After nonstop art excursions on Friday and Saturday, we planned to take it slightly slower on Sunday, but still managed to hit three worthwhile venues.
A morning photo walk in Castello along Fondamenta San Giuseppe brought me to a unique Chinese exhibit. “Indeterminacy” was a collateral event of La Biennale. This curated show included work from seven young Chinese artists.
The most accomplished of the work on show in this small, two-room gallery was by Zheng Jiang.
Five intricate marker drawings on paper are presented by this artist. I originally thought they were color photographs shot through etched glass, but Zheng Jiang’s realist style works perfectly to give the sense of fading memories.
Look for more from this artist, and the others from this little show, in a dedicated post later this week.
Our main destination for the day was The Peggy Guggenheim Collection and their exhibition of Robert Motherwell’s Early Collages.
This unique show runs through September 8th and focuses on his works from the 1940s.
It was Peggy Guggenheim who led Motherwell to experiment with collage and this helped him to discover his own voice in the abstract expressionist movement.
This exhibit offers a great chance to get up close an personal with the snips and clips Motherwell used to create these early compositions of paper.

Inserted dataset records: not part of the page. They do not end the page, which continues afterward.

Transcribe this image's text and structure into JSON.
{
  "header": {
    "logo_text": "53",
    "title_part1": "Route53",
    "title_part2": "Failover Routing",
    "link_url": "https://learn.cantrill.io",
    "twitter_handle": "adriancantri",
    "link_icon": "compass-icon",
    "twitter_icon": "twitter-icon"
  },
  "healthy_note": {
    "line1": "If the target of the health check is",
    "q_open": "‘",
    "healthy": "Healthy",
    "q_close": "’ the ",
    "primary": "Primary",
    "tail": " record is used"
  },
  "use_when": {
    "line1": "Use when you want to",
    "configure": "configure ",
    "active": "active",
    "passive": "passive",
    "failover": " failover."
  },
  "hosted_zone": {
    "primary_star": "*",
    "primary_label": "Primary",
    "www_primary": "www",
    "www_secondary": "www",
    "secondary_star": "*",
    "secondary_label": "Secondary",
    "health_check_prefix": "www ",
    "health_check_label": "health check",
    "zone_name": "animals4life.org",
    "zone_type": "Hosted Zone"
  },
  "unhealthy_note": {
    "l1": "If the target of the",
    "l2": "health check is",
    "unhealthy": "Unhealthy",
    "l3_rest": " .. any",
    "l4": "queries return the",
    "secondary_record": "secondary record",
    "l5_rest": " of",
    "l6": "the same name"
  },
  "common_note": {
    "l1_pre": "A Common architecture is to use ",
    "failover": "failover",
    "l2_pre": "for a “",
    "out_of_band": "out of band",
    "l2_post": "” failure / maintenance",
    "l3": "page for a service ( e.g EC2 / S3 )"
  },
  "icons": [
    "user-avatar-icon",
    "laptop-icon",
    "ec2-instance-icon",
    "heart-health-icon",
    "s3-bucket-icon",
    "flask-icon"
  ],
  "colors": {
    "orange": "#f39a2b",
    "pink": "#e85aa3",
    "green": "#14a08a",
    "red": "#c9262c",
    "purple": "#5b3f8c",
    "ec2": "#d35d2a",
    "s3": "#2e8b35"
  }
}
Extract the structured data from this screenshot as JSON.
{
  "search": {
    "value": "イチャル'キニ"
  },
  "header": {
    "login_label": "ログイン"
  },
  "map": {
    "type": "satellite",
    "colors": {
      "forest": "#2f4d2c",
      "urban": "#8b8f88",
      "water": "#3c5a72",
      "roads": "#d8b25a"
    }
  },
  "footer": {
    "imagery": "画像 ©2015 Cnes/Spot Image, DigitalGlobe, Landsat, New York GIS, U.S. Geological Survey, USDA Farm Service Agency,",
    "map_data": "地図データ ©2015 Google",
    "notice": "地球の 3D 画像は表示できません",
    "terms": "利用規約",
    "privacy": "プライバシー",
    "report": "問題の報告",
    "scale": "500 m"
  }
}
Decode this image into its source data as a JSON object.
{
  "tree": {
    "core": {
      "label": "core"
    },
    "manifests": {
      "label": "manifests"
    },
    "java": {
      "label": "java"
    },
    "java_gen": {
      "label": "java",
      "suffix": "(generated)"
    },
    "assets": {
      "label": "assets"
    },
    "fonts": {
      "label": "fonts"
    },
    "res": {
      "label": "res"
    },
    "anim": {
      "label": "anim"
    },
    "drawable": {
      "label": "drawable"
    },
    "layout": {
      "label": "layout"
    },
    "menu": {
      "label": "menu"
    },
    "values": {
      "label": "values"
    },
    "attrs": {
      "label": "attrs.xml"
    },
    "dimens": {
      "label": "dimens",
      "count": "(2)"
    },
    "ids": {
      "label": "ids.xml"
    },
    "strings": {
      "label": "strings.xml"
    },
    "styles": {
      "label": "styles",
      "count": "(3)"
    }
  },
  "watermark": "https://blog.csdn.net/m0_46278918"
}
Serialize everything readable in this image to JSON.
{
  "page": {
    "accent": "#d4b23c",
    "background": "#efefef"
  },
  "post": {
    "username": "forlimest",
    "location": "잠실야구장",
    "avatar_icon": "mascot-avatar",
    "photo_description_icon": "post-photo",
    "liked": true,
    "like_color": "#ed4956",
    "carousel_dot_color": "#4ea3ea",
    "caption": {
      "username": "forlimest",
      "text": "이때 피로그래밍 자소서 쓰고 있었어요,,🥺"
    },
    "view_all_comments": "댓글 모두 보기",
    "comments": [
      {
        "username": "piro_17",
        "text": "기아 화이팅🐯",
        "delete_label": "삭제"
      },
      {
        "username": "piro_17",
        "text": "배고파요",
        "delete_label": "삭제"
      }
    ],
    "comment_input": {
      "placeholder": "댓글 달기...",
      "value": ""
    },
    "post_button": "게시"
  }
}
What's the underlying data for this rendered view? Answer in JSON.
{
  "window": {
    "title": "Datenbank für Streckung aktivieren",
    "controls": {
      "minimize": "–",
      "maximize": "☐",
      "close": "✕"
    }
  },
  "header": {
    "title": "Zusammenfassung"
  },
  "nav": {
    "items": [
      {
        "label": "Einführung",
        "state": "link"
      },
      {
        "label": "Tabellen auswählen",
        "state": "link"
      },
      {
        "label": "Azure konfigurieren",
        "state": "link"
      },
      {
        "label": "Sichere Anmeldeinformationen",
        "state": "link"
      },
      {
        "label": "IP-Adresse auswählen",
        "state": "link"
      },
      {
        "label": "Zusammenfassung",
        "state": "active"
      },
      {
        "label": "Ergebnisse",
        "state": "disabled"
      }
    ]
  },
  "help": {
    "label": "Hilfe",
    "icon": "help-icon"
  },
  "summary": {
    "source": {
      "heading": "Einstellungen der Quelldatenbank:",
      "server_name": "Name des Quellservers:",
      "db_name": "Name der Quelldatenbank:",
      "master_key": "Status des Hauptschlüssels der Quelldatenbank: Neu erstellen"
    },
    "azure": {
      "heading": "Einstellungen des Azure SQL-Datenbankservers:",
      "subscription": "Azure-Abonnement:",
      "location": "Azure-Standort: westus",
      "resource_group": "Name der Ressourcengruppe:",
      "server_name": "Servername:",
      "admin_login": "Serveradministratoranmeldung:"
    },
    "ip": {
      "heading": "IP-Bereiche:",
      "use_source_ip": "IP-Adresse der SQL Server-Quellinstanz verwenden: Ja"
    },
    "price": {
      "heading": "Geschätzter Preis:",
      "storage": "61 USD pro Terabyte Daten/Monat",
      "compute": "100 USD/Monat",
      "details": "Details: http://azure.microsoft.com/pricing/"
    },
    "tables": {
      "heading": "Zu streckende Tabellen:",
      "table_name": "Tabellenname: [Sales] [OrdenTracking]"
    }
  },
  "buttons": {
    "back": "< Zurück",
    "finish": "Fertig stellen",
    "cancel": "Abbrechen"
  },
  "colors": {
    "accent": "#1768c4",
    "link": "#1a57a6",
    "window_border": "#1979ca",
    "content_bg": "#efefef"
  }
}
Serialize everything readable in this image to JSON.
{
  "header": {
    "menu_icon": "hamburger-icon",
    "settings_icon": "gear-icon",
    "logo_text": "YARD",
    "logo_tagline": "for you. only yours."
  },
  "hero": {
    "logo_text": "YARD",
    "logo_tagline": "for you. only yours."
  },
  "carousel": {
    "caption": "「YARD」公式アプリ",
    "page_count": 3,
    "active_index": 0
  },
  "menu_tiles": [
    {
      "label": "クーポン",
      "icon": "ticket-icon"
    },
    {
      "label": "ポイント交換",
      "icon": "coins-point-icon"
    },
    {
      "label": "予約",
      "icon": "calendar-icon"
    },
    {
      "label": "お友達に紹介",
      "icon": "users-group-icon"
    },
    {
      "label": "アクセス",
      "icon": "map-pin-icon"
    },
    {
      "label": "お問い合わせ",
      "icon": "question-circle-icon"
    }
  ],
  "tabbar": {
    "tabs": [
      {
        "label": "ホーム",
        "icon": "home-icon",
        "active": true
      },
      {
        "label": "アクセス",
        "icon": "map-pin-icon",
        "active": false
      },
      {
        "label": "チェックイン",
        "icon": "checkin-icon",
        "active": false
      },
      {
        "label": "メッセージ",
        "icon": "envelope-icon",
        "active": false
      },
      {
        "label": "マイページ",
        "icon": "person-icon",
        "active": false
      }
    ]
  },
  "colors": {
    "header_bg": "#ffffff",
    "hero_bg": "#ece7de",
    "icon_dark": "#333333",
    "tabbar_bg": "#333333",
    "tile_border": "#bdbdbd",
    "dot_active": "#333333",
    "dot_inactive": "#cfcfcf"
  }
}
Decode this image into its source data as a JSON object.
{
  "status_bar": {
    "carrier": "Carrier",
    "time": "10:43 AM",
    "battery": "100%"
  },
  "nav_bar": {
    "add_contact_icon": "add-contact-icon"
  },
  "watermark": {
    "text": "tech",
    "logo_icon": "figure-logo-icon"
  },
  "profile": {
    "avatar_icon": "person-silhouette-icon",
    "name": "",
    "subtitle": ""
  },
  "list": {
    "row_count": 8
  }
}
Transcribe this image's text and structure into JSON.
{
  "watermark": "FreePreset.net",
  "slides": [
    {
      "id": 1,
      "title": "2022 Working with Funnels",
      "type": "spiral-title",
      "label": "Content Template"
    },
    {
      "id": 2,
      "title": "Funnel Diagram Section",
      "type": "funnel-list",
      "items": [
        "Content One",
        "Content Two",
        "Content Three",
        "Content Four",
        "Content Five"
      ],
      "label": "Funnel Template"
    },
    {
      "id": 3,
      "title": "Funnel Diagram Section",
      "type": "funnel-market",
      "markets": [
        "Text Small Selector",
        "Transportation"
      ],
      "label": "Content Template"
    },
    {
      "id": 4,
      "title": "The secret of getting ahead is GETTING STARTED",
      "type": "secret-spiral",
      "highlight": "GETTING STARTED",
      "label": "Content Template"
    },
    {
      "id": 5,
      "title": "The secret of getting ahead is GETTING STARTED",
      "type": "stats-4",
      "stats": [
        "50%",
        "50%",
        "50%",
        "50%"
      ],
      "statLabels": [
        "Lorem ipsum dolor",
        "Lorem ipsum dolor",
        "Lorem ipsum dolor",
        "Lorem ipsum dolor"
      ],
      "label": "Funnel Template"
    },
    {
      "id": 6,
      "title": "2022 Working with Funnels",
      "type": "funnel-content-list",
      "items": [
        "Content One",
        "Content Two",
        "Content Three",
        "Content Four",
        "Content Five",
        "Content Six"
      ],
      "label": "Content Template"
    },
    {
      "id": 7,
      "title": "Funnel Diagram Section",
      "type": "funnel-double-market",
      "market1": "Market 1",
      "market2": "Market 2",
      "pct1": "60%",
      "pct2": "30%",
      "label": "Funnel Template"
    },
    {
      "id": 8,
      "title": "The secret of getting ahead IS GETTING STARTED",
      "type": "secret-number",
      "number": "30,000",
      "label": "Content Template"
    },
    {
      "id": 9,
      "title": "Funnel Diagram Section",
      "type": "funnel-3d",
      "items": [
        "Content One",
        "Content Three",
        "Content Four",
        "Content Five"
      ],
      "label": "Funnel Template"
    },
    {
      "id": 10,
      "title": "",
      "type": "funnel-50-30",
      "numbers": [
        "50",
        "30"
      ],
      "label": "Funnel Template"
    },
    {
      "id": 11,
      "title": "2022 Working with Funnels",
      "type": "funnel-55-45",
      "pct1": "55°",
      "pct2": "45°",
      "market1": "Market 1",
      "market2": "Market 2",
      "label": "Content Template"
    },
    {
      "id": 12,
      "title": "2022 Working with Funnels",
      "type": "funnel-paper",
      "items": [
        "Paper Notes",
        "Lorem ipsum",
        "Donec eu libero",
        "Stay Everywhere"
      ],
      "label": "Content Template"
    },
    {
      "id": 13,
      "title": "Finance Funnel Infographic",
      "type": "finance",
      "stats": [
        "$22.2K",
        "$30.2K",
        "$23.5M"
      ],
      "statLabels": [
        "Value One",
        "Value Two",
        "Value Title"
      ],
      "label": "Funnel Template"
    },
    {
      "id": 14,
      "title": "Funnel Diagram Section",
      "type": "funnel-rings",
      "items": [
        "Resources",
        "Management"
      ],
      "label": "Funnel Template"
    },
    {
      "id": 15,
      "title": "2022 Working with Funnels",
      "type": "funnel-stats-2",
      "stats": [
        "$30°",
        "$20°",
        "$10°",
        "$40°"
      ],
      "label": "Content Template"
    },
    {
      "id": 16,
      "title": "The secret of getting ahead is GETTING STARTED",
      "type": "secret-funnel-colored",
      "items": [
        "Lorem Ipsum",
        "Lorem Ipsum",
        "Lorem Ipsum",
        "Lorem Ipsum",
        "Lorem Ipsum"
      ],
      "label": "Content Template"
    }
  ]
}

Compositions that would later influence his more well-known canvas paintings and printmaking.
Even though we promised ourselves we wouldn’t stray into the Venice Guggenheim’s permanent collection, (having seen it years before and hoping to spend the late afternoon relaxing at Lido Beach,) the lure of the Modern masters, and the iconic terrace proved too strong. We soon found ourselves joining the crowds to gaze at world-changing pieces by the likes of Picasso, Braque, Duchamp, Léger, Magritte, Kandinsky, Pollock, Rothko, van Doesburg, and of course my favorite: Mondrian.
The Guggenheim’s magnificent terrace overlooks Venice’s Grand Canal and allows you to sit beside an Alexander Calder sculpture while enjoying one of the most pleasant scenes of rush-hour traffic on the planet.
After our abbreviated trip to the beach, and a leisurely dinner back in Castello on Via Garibaldi, we happened across our last little art experience at the Maldives Pavilion and their Portable Nation exhibit focusing on “DISAPPEARANCE AS WORK IN PROGRESS.” Only allowed to view the works in the entryway due to an evening private party, we were especially intrigued by the interactive work of Patrizio Travagli concerning the memory of disappearance in his piece Pantheistic-Polifacetic.
Though difficult to see in this photo, shot in the dark, cave-like room, Travagli’s sign instructs viewers to: “1) Photograph the Mirror. 2) Email the photo to the artist.” and then provides an address to send the pictures, which ostensibly will be presented in his Tumblr Blog.
Also in near the entrance was a large canvas by Wael Darwesh.
Titled The Disappearance, it projects the feeling of a passing memory not quite captured. Like a dream you try to try to remember after you wake up but can’t seem to bring into focus.
Perhaps a fitting way to end our Venetian visit? The Maldives is an island chain in the Indian Ocean being heavily threatened by the rising tides of climate change. It is realistically possible that the seas will cover the islands within the next 15 years, forcing the entire population of Asia’s smallest nation to relocate. Of course Venetians are not unfamiliar with rising waters (or sinking lands) and also face an uncertain if less urgent predicament.
So thus we finished our trip to the 55th Art Biennale. And after a sleepless night of fruitful art-making myself, we caught a 4:25 AM vaporetto and cruised the Grand Canal in the starlight one last time, before returning to the real world, where busses, planes and trains carried us to cities that do not have major art exhibits around every corner.
But alas, memories were indeed captured, and I’ll be spending the coming days and weeks recounting them right here. So stay tuned for more!
ALL IMAGES AND TEXT COPYRIGHT 2013 BY LANCE ARAM ROTHSTEIN FOR LABEAURATOIRE.